You know about the massive Takata airbag recall story, right?
Well, we've got one helluva story to tell you.
Takata was (keyword "was", the company declared bankruptcy in 2018) a Japanese company founded in 1933, making lifelines for parachutes. In 1988, the company started making airbags for vehicles, lots of vehicles! At its height, Takata owned 20% of the airbag manufacturing market with production facilities on four continents and a market value exceeding 400 billion yen ($3.6 billion).
Things were good at Takata. At least we thought things were good.
The problem, Takata airbags "could rupture and send debris flying inside the vehicle".
- In the early 2000s, some Takata managers become aware of inflator failures in their airbags (test report data was altered to hide the failures from carmakers).
- In 2003, the company learned that an inflator had ruptured in a driver-side airbag. The company did not report the incident to U.S. authorities.
- In 2004, another inflator ruptured and three more in 2007.
- In 2008, Honda recalls 4,000 Accords and Civics. Honda knew about more than 100 injuries and 13 deaths related to Takata airbags, starting in about 1998.
- Around 2009, senior Takata executives become aware of falsified test data that was provided to one or more carmakers.
- In the Spring of 2013, recalls were issued affecting more than 3.5 million vehicles.
- In June 2014, Takata admitted that their Mexican subsidiary mishandled "the manufacture of explosive propellants" used in their airbags.
- Later in June 2014, BMW, Chrysler, Ford, Honda, Mazda, Nissan, and Toyota all announced recalls. The total recall now stood at 10.5 million vehicles.
- In July 2014, a pregnant Malaysian woman was killed. A metal fragment sliced into her neck. (she was going 18 MPH).
- In November 2014, Takata allegedly ordered technicians to destroy test results.
- By May 2015, the global recall tops 31 million vehicles.
- In January 2017, Takata pleads guilty to U.S. criminal charges and agrees to pay a $1 billion fine. Three Takata executives are indicted on wire fraud and conspiracy charges too.
Let's stop for a second...
What do you call something that uses an explosive propellant to launch a projectile (or "debris")?
It's called a gun.
Today, millions of Takata guns (or ticking timebombs) are still on the road. Late last year, Janett Perez, a U.S. citizen in Mexico was killed when a Takata airbag shot a metallic fragment into her neck too.
Another car accidentally backed into her.
More than 30 car manufacturers have been affected, and the NHTSA ordered an (ongoing) US-wide recall of more than 42 million cars (the largest automotive recall in U.S. history). Worldwide, the estimated size of the recall is roughly 100 million cars.
So what does this have to do with information security?
Lots actually!
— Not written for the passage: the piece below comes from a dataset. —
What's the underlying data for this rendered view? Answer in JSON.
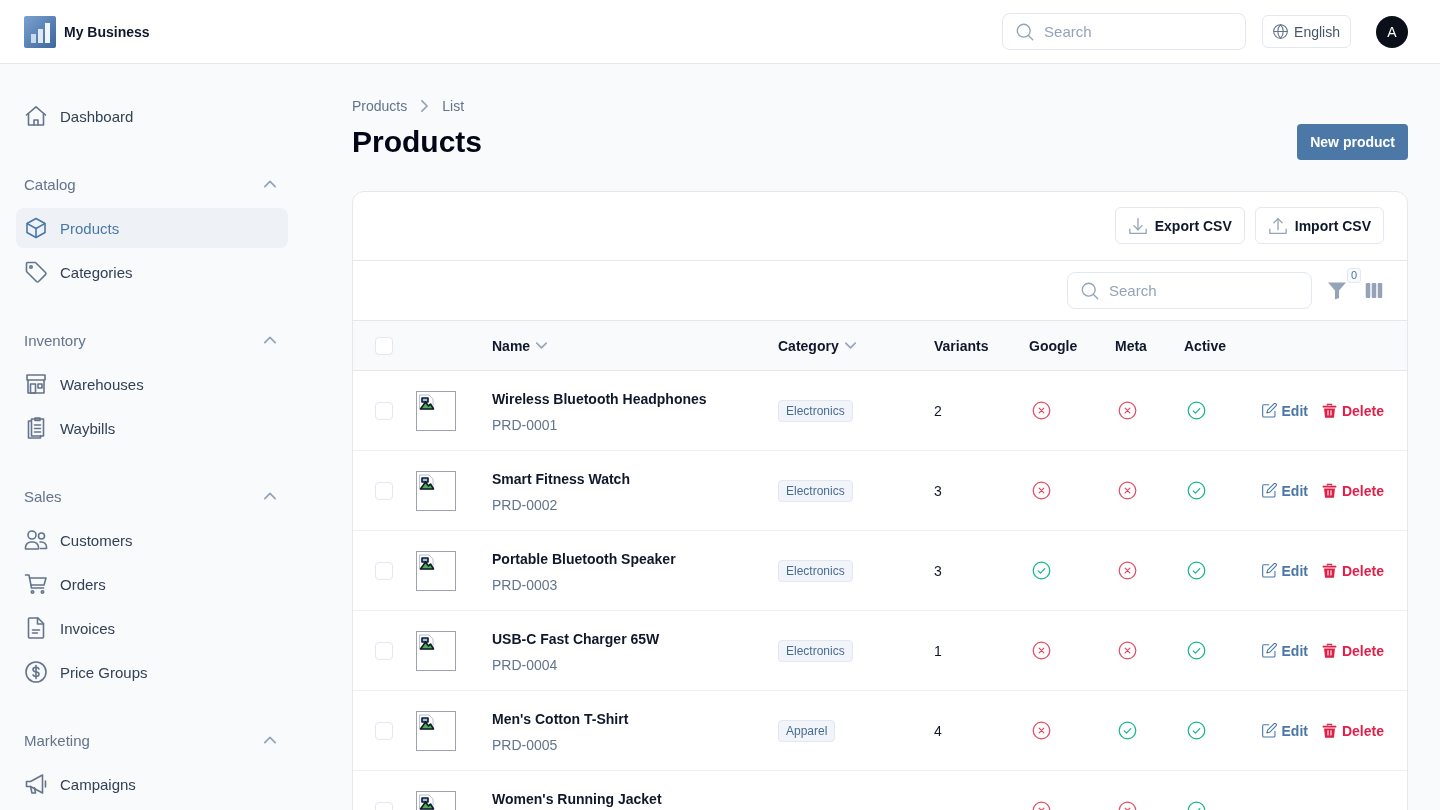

The parallels include consumer ignorance, manufacturer negligence, regulatory ineffectiveness, and more. As we integrate technology more and more into our physical world, the parallels become even more frightening.
Let's have a truthful (and downright scary) talk about this shit tonight!
Evan, Ryan, and Chris are sure to have one helluva discussion about this!